There are three plausible reasons for failure to detect statistically significant differences for patient age, extent of bleeding or size of exposure as factors predictive of survival rate of the procedure. Survival analysis tests are inherently underpowered. A sample size of 50 is small for purposes of this research. Second, no follow-up data were available on patients other than at their last visit. In survival analysis, positive results are “censored” at their last known positive state and nothing further is concluded about survival. Several studies on the effectiveness of MTA as a direct pulp capping material in permanent teeth followed the clinical guidelines proven to be most successful in calcium hydroxide pulp capping studies. These included studies of experimentally created mechanical pulp exposures44,46–49 and immature permanent teeth.26,39–42 Several of these studies directly compared MTA to calcium hydroxide and all found MTA to be effective as a pulp capping material; several authors found comparable or better outcomes for MTA compared to Ca(OH)2 pulp caps.44,48,50 The most common application for direct pulp caps has been the least studied and has generally been expected to be the least predictable—that of carious pulp exposures on fully formed permanent teeth. The most thorough study of this clinical circumstance was recently presented by Bogen and others.19 In their study, a single operator, using a carefully standardized technique, placed direct pulp caps on 49 teeth using MTA. Followed for a period of one to seven years, 97% of the teeth that were treated tested positive for pulp vitality without persistent sensitivity.19 This was a very encouraging clinical result.
In the current study, outcomes were far less consistent and showed independence from the preoperative conditions, such as patient age, exposure size and extent of bleeding.
Within the limitations of the current study by student clinicians, it may be concluded that, for MTA placed on carious pulp exposures, several preoperative conditions—patient age, exposure size and amount of bleeding—are not predictive of clinical outcome. Considering the comparatively low success rate for the current patient cohort, a prospective clinical study with a larger sample size is needed to define predictive criteria for successful pulp capping with MTA.

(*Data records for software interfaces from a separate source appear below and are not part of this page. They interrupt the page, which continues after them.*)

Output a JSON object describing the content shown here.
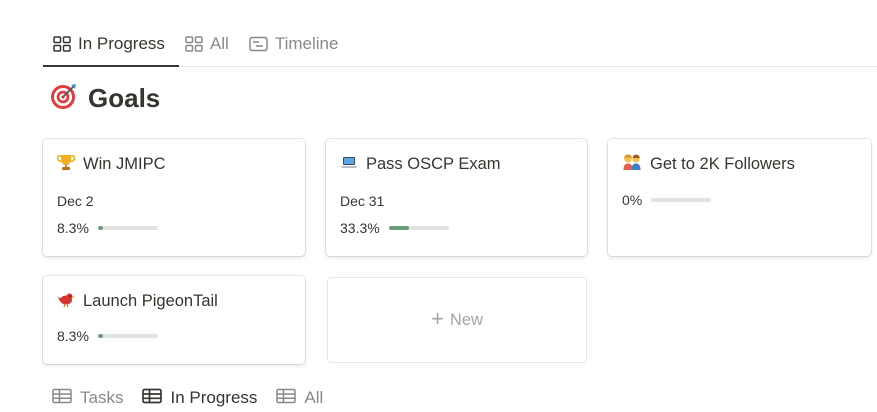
{
  "view_tabs": [
    {
      "label": "In Progress",
      "icon": "board-icon",
      "active": true
    },
    {
      "label": "All",
      "icon": "board-icon",
      "active": false
    },
    {
      "label": "Timeline",
      "icon": "timeline-icon",
      "active": false
    }
  ],
  "page": {
    "title": "Goals",
    "icon": "target-icon"
  },
  "cards": [
    {
      "title": "Win JMIPC",
      "icon": "trophy-icon",
      "date": "Dec 2",
      "progress_label": "8.3%",
      "progress": 0.083
    },
    {
      "title": "Pass OSCP Exam",
      "icon": "laptop-icon",
      "date": "Dec 31",
      "progress_label": "33.3%",
      "progress": 0.333
    },
    {
      "title": "Get to 2K Followers",
      "icon": "people-icon",
      "progress_label": "0%",
      "progress": 0
    },
    {
      "title": "Launch PigeonTail",
      "icon": "bird-icon",
      "progress_label": "8.3%",
      "progress": 0.083
    }
  ],
  "new_card": {
    "label": "New",
    "icon": "plus-icon"
  },
  "bottom_tabs": [
    {
      "label": "Tasks",
      "icon": "table-icon",
      "active": false
    },
    {
      "label": "In Progress",
      "icon": "table-icon",
      "active": true
    },
    {
      "label": "All",
      "icon": "table-icon",
      "active": false
    }
  ],
  "colors": {
    "progress_fill": "#6c9b7d",
    "progress_track": "#e3e3e1",
    "text": "#37352f",
    "muted": "#8a8985"
  }
}
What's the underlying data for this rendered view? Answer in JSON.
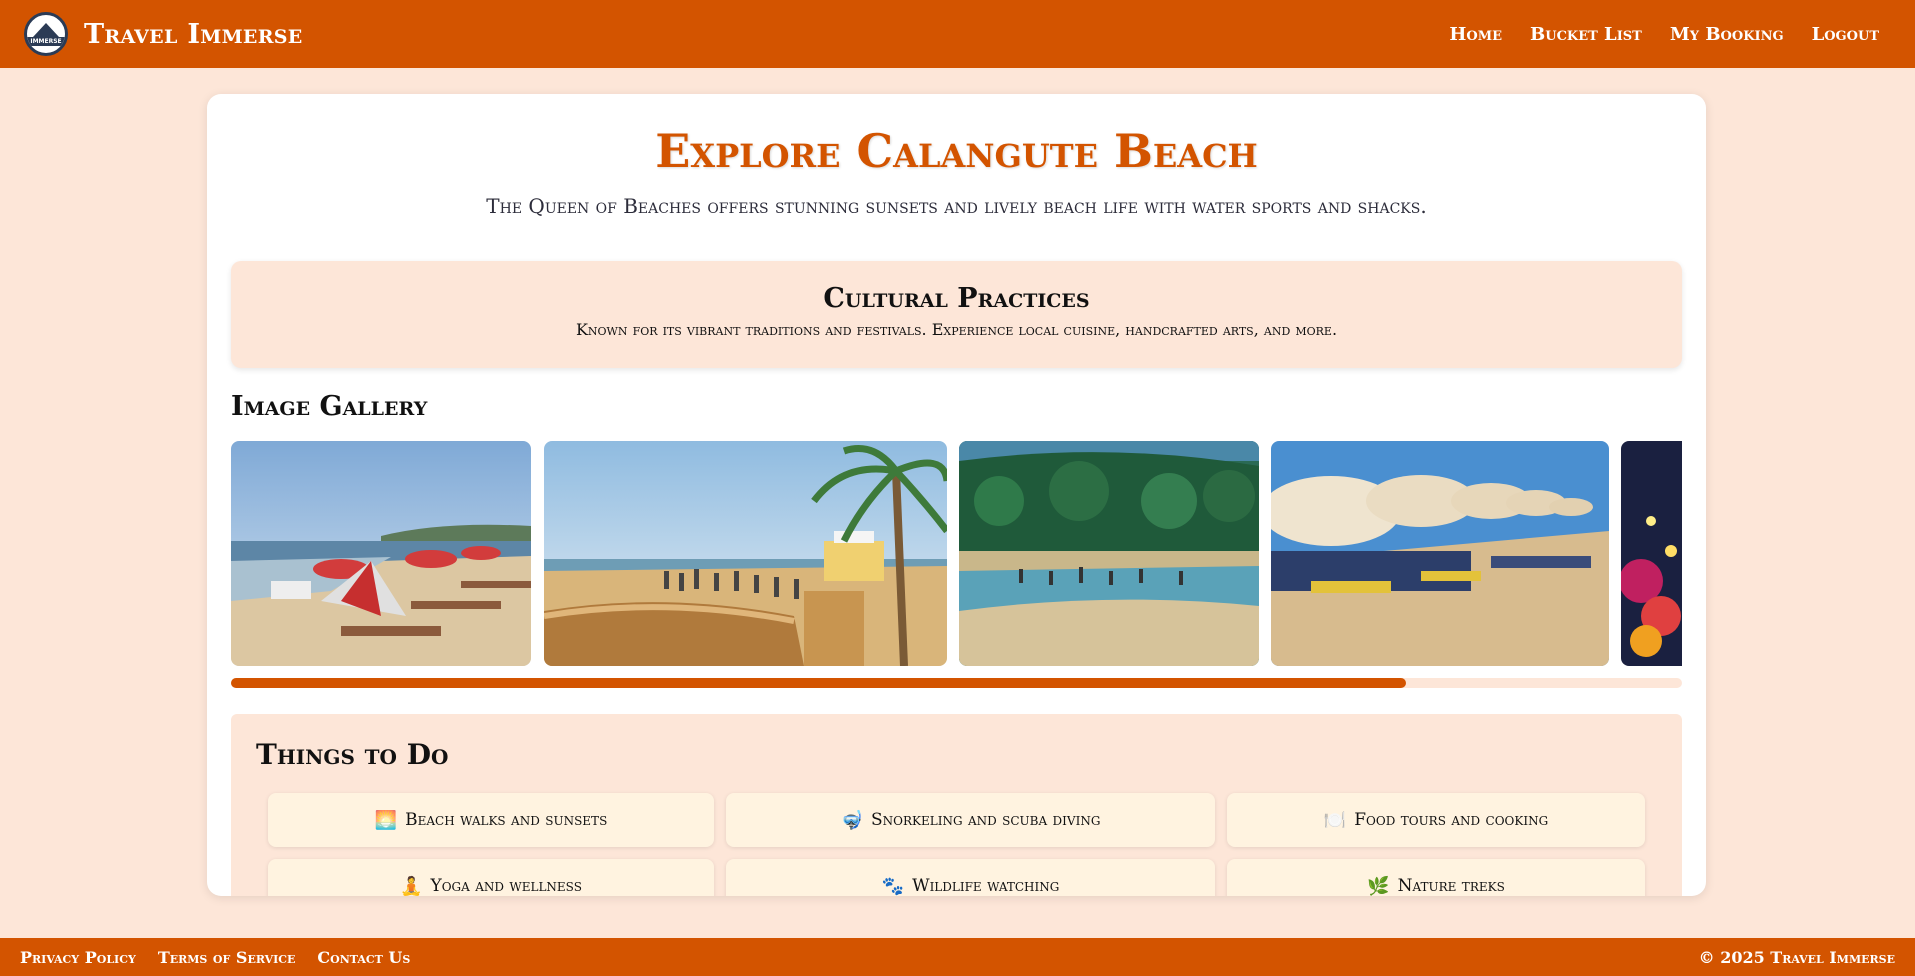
{
  "header": {
    "logo_text": "IMMERSE",
    "brand": "Travel Immerse",
    "nav": [
      "Home",
      "Bucket List",
      "My Booking",
      "Logout"
    ]
  },
  "main": {
    "title": "Explore Calangute Beach",
    "subtitle": "The Queen of Beaches offers stunning sunsets and lively beach life with water sports and shacks.",
    "culture": {
      "heading": "Cultural Practices",
      "text": "Known for its vibrant traditions and festivals. Experience local cuisine, handcrafted arts, and more."
    },
    "gallery": {
      "heading": "Image Gallery",
      "scroll_progress": 0.81
    },
    "things_to_do": {
      "heading": "Things to Do",
      "items": [
        {
          "icon": "🌅",
          "label": "Beach walks and sunsets"
        },
        {
          "icon": "🤿",
          "label": "Snorkeling and scuba diving"
        },
        {
          "icon": "🍽️",
          "label": "Food tours and cooking"
        },
        {
          "icon": "🧘",
          "label": "Yoga and wellness"
        },
        {
          "icon": "🐾",
          "label": "Wildlife watching"
        },
        {
          "icon": "🌿",
          "label": "Nature treks"
        }
      ]
    }
  },
  "footer": {
    "links": [
      "Privacy Policy",
      "Terms of Service",
      "Contact Us"
    ],
    "copyright": "© 2025 Travel Immerse"
  },
  "colors": {
    "accent": "#d35400",
    "page_bg": "#fde6d8",
    "card_bg": "#ffffff",
    "activity_bg": "#fff3e0"
  }
}
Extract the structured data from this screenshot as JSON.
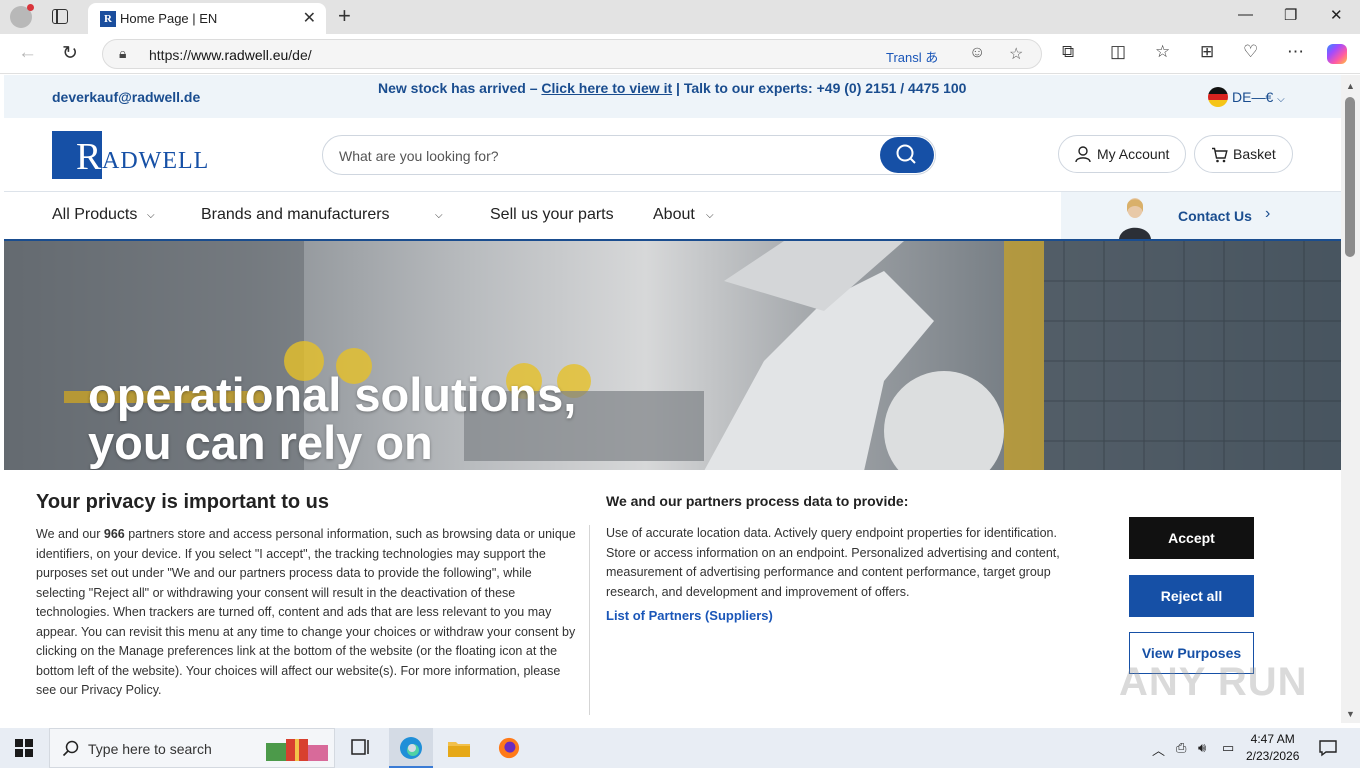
{
  "browser": {
    "tab_title": "Home Page | EN",
    "favicon_letter": "R",
    "url_prefix": "https://",
    "url_host": "www.radwell.eu",
    "url_path": "/de/",
    "translate_label": "Transl",
    "translate_glyph": "あ"
  },
  "topbar": {
    "email": "deverkauf@radwell.de",
    "promo_lead": "New stock has arrived – ",
    "promo_link": "Click here to view it",
    "promo_tail": " | Talk to our experts: +49 (0) 2151 / 4475 100",
    "lang_label": "DE—€"
  },
  "header": {
    "logo_initial": "R",
    "logo_text": "ADWELL",
    "search_placeholder": "What are you looking for?",
    "account_label": "My Account",
    "basket_label": "Basket"
  },
  "menu": {
    "all_products": "All Products",
    "brands": "Brands and manufacturers",
    "sell": "Sell us your parts",
    "about": "About",
    "contact": "Contact Us"
  },
  "hero": {
    "line1": "operational solutions,",
    "line2": "you can rely on"
  },
  "privacy": {
    "title": "Your privacy is important to us",
    "body_pre": "We and our ",
    "partner_count": "966",
    "body_post": " partners store and access personal information, such as browsing data or unique identifiers, on your device. If you select \"I accept\", the tracking technologies may support the purposes set out under \"We and our partners process data to provide the following\", while selecting \"Reject all\" or withdrawing your consent will result in the deactivation of these technologies. When trackers are turned off, content and ads that are less relevant to you may appear. You can revisit this menu at any time to change your choices or withdraw your consent by clicking on the Manage preferences link at the bottom of the website (or the floating icon at the bottom left of the website). Your choices will affect our website(s). For more information, please see our Privacy Policy.",
    "purposes_title": "We and our partners process data to provide:",
    "purposes_body": "Use of accurate location data. Actively query endpoint properties for identification. Store or access information on an endpoint. Personalized advertising and content, measurement of advertising performance and content performance, target group research, and development and improvement of offers.",
    "partners_link": "List of Partners (Suppliers)",
    "accept": "Accept",
    "reject": "Reject all",
    "view_purposes": "View Purposes",
    "watermark": "ANY RUN"
  },
  "taskbar": {
    "search_label": "Type here to search",
    "time": "4:47 AM",
    "date": "2/23/2026"
  },
  "colors": {
    "brand_blue": "#1650a6",
    "link_blue": "#1a4d8f",
    "button_black": "#111111"
  }
}
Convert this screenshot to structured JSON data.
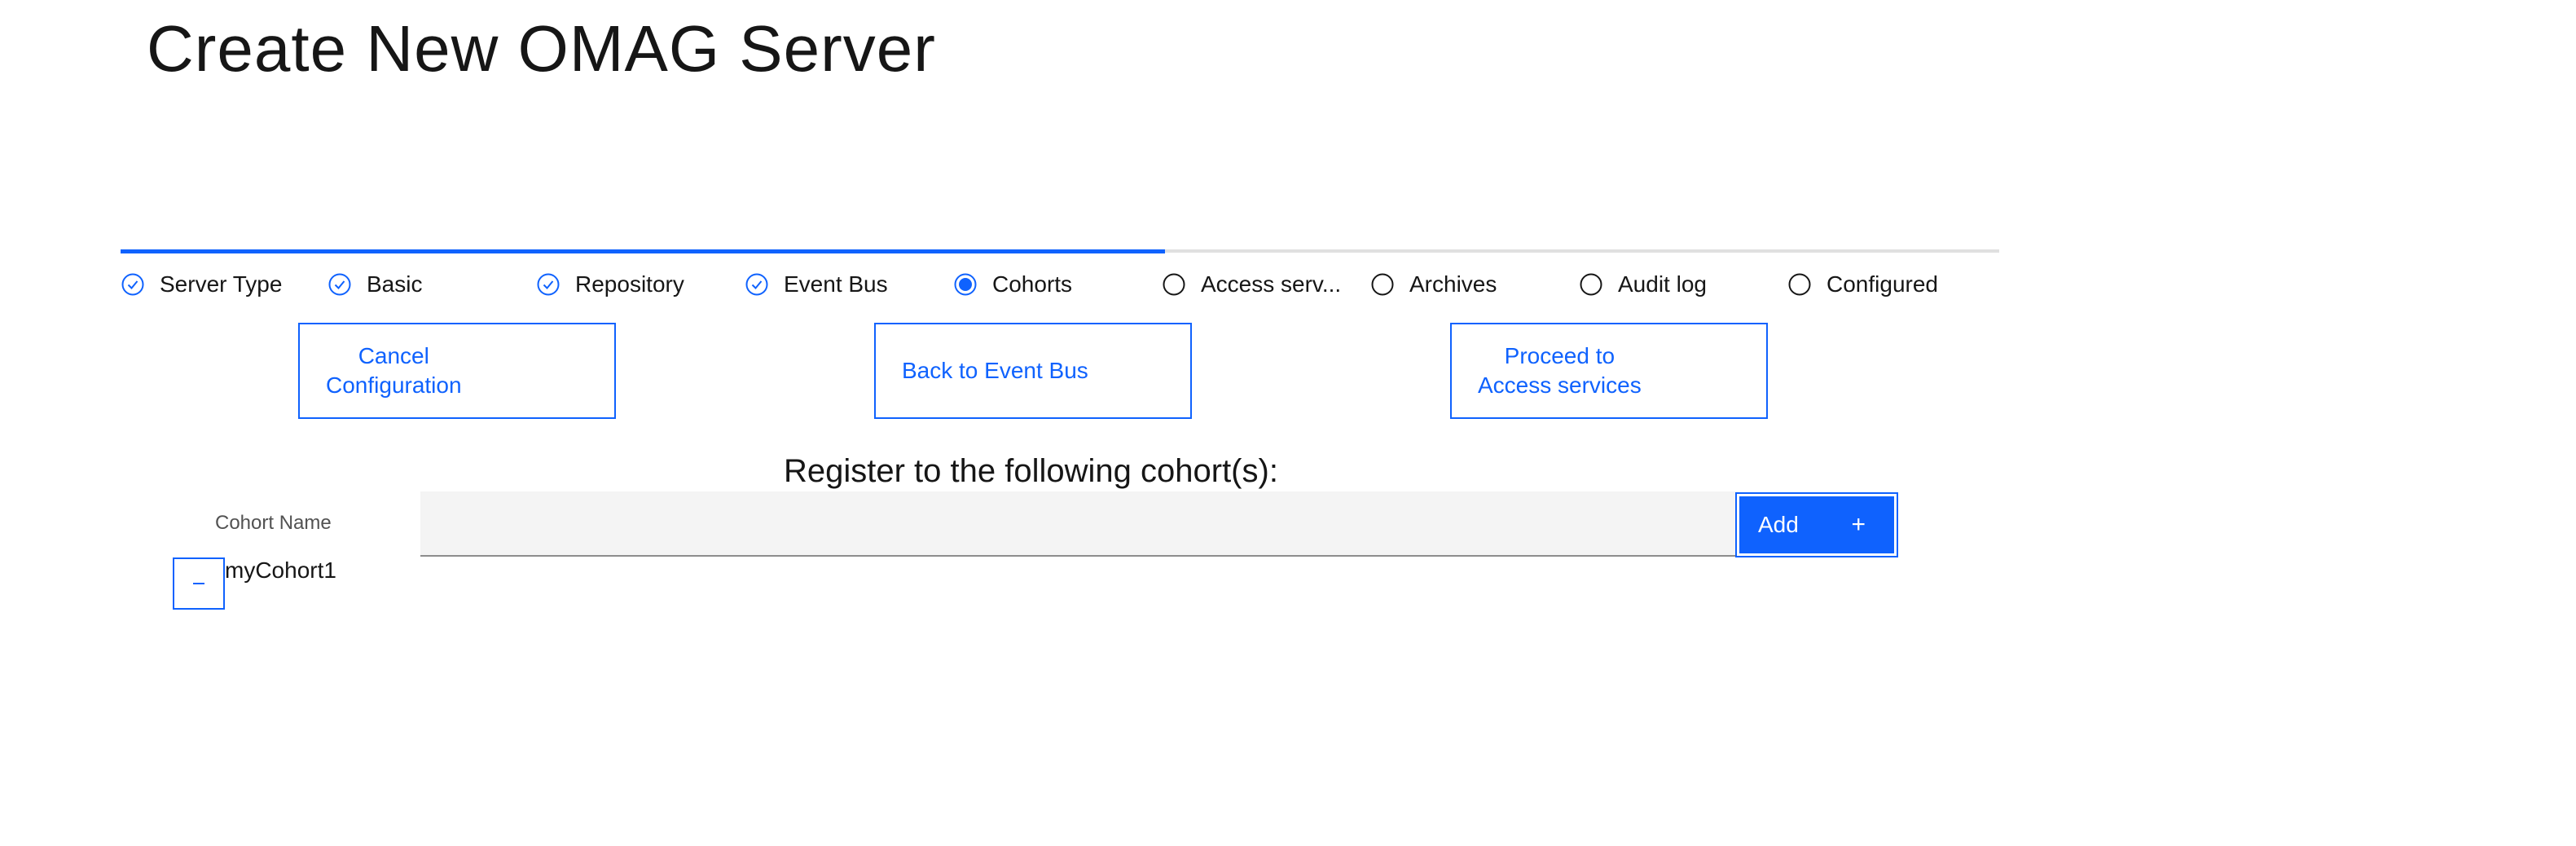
{
  "page": {
    "title": "Create New OMAG Server"
  },
  "progress": {
    "steps": [
      {
        "label": "Server Type",
        "state": "complete"
      },
      {
        "label": "Basic",
        "state": "complete"
      },
      {
        "label": "Repository",
        "state": "complete"
      },
      {
        "label": "Event Bus",
        "state": "complete"
      },
      {
        "label": "Cohorts",
        "state": "current"
      },
      {
        "label": "Access serv...",
        "state": "incomplete"
      },
      {
        "label": "Archives",
        "state": "incomplete"
      },
      {
        "label": "Audit log",
        "state": "incomplete"
      },
      {
        "label": "Configured",
        "state": "incomplete"
      }
    ]
  },
  "nav": {
    "cancel": {
      "line1": "Cancel",
      "line2": "Configuration"
    },
    "back": {
      "label": "Back to Event Bus"
    },
    "proceed": {
      "line1": "Proceed to",
      "line2": "Access services"
    }
  },
  "cohorts": {
    "heading": "Register to the following cohort(s):",
    "field_label": "Cohort Name",
    "input_value": "",
    "add_label": "Add",
    "add_icon": "+",
    "items": [
      {
        "name": "myCohort1"
      }
    ]
  },
  "colors": {
    "accent": "#0f62fe",
    "text": "#161616",
    "track": "#e0e0e0",
    "input_bg": "#f4f4f4"
  }
}
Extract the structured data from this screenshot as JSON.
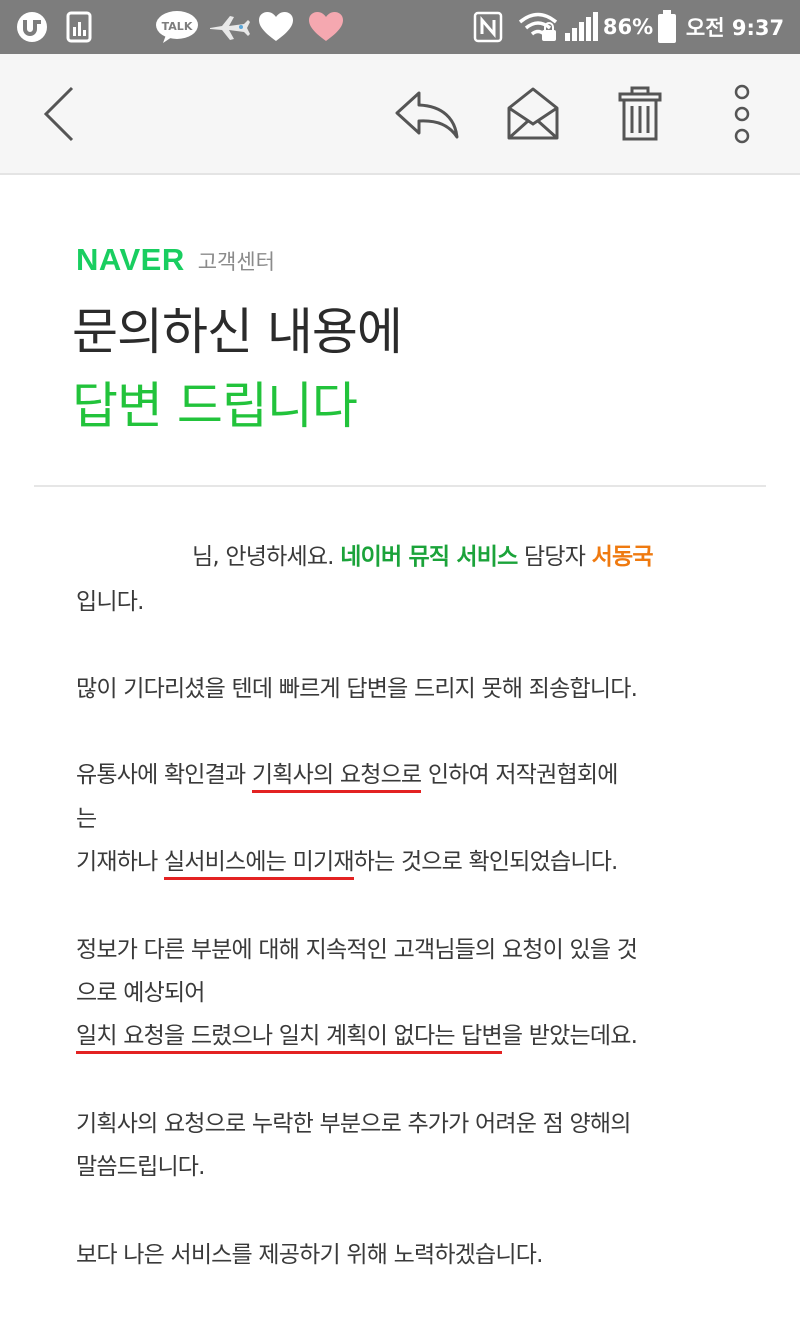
{
  "status_bar": {
    "battery": "86%",
    "time": "오전 9:37",
    "talk_label": "TALK",
    "icons": [
      "u-plus-icon",
      "chart-app-icon",
      "kakaotalk-icon",
      "airplane-icon",
      "heart-white-icon",
      "heart-pink-icon",
      "nfc-icon",
      "wifi-icon",
      "signal-icon",
      "battery-icon"
    ]
  },
  "toolbar": {
    "icons": [
      "back-icon",
      "reply-icon",
      "mail-open-icon",
      "trash-icon",
      "more-icon"
    ]
  },
  "email": {
    "brand": "NAVER",
    "brand_sub": "고객센터",
    "headline_1": "문의하신 내용에",
    "headline_2": "답변 드립니다",
    "greeting": {
      "pre": "님, 안녕하세요. ",
      "service": "네이버 뮤직 서비스",
      "mid": " 담당자 ",
      "agent": "서동국",
      "end": "입니다."
    },
    "p1": "많이 기다리셨을 텐데 빠르게 답변을 드리지 못해 죄송합니다.",
    "p2": {
      "a": "유통사에 확인결과 ",
      "b": "기획사의 요청으로",
      "c": " 인하여 저작권협회에",
      "d": "는",
      "e": "기재하나 ",
      "f": "실서비스에는 미기재",
      "g": "하는 것으로 확인되었습니다."
    },
    "p3": {
      "a": "정보가 다른 부분에 대해 지속적인 고객님들의 요청이 있을 것",
      "b": "으로 예상되어",
      "c": "일치 요청을 드렸으나 일치 계획이 없다는 답변",
      "d": "을 받았는데요."
    },
    "p4": {
      "a": "기획사의 요청으로 누락한 부분으로 추가가 어려운 점 양해의",
      "b": "말씀드립니다."
    },
    "p5": "보다 나은 서비스를 제공하기 위해 노력하겠습니다.",
    "colors": {
      "brand": "#19ce60",
      "headline_green": "#22c33b",
      "service": "#1ba33a",
      "agent": "#ef7a10",
      "underline": "#e32222"
    }
  }
}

Jeffrey P Miles, DDS, The University of the Pacific, Arthur A Dugoni School of Dentistry, Department of Restorative Dentistry, San Francisco, CA, USA
Alan H Gluskin, DDS, The University of the Pacific, Arthur A Dugoni School of Dentistry, Department of Endodontics, San Francisco, CA, USA
David Chambers, EdM, MBA PhD, The University of the Pacific, Arthur A Dugoni School of Dentistry, Department of Dental Practice, San Francisco, CA, USA
Ove A Peters, DMD, MS, PhD, The University of the Pacific, Arthur A Dugoni Department of Endodontics, San Francisco, CA, USA